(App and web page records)
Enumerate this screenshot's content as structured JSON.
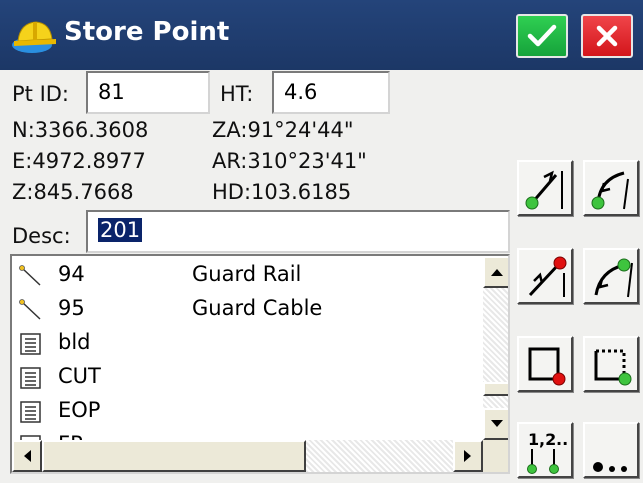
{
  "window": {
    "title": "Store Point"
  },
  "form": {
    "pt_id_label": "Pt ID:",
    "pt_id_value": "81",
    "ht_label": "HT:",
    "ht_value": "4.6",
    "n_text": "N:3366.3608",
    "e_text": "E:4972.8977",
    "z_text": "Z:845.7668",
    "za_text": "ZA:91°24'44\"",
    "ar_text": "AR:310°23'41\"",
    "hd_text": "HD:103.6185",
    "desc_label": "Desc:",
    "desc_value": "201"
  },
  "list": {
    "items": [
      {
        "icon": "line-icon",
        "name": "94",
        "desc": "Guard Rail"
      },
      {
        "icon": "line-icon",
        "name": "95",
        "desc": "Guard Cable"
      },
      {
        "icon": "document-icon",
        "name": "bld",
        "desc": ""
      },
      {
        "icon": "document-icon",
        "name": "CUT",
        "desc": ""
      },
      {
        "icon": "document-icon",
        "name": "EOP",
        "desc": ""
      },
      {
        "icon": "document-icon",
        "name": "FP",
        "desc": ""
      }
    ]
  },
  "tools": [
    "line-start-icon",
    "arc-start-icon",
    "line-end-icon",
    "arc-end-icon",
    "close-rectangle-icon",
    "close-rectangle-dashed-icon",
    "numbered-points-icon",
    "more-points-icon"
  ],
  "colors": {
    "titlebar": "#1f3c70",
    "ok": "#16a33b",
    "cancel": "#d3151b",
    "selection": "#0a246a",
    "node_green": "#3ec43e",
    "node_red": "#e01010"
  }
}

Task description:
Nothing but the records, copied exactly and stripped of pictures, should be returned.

Written reply:
Enumerate this screenshot's content as structured JSON.
{
  "window": {
    "title": "Store Point"
  },
  "form": {
    "pt_id_label": "Pt ID:",
    "pt_id_value": "81",
    "ht_label": "HT:",
    "ht_value": "4.6",
    "n_text": "N:3366.3608",
    "e_text": "E:4972.8977",
    "z_text": "Z:845.7668",
    "za_text": "ZA:91°24'44\"",
    "ar_text": "AR:310°23'41\"",
    "hd_text": "HD:103.6185",
    "desc_label": "Desc:",
    "desc_value": "201"
  },
  "list": {
    "items": [
      {
        "icon": "line-icon",
        "name": "94",
        "desc": "Guard Rail"
      },
      {
        "icon": "line-icon",
        "name": "95",
        "desc": "Guard Cable"
      },
      {
        "icon": "document-icon",
        "name": "bld",
        "desc": ""
      },
      {
        "icon": "document-icon",
        "name": "CUT",
        "desc": ""
      },
      {
        "icon": "document-icon",
        "name": "EOP",
        "desc": ""
      },
      {
        "icon": "document-icon",
        "name": "FP",
        "desc": ""
      }
    ]
  },
  "tools": [
    "line-start-icon",
    "arc-start-icon",
    "line-end-icon",
    "arc-end-icon",
    "close-rectangle-icon",
    "close-rectangle-dashed-icon",
    "numbered-points-icon",
    "more-points-icon"
  ],
  "colors": {
    "titlebar": "#1f3c70",
    "ok": "#16a33b",
    "cancel": "#d3151b",
    "selection": "#0a246a",
    "node_green": "#3ec43e",
    "node_red": "#e01010"
  }
}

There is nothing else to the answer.